Exercise prompt: Pick out the lines below that contain the string "value" and copy them all.

Records to use:
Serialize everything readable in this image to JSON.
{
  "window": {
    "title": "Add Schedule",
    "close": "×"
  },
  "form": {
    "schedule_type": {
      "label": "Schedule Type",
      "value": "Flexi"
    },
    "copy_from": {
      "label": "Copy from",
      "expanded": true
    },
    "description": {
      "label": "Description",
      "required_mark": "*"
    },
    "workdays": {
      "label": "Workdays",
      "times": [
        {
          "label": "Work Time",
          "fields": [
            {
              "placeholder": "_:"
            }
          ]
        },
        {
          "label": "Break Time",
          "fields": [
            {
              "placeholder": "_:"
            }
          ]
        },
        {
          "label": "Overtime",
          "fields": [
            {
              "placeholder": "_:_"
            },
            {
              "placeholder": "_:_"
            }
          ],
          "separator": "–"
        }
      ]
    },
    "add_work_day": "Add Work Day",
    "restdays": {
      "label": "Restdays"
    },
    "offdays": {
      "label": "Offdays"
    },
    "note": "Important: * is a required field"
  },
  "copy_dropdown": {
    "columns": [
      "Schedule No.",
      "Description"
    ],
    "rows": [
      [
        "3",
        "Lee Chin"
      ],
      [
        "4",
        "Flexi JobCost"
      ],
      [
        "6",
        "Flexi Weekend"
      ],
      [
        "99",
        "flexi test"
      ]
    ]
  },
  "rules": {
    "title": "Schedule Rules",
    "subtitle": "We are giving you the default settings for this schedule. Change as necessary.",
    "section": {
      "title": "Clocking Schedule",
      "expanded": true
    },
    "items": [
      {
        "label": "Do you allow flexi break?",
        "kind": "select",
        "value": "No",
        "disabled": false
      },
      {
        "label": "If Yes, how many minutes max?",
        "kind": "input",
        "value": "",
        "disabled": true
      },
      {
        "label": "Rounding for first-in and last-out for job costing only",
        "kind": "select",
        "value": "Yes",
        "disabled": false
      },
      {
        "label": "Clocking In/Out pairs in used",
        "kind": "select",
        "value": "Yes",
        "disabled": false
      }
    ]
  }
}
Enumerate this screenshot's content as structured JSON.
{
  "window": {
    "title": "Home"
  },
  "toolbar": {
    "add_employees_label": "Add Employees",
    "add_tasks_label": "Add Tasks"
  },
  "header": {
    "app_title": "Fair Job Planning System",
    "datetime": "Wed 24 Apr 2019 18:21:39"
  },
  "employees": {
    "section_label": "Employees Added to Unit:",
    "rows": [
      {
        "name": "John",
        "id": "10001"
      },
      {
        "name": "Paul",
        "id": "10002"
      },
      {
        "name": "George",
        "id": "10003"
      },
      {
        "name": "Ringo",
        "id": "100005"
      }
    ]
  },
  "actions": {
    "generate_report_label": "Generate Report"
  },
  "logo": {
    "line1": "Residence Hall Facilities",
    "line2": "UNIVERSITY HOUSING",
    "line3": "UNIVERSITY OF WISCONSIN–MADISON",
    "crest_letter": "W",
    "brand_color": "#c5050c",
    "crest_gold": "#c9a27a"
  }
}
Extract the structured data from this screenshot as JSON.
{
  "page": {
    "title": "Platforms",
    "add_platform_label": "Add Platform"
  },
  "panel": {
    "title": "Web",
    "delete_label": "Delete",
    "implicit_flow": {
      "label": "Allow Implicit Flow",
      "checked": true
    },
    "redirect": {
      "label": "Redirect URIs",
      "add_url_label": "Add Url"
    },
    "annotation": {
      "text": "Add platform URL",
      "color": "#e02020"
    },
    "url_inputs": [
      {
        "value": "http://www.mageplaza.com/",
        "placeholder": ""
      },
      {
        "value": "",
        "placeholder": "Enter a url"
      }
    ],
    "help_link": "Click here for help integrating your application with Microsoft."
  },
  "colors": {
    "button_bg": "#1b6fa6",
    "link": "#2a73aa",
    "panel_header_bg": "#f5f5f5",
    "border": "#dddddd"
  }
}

Result of the task:
      "value": "Flexi"
        "value": "No",
        "value": "",
        "value": "Yes",
        "value": "Yes",
        "value": "http://www.mageplaza.com/",
        "value": "",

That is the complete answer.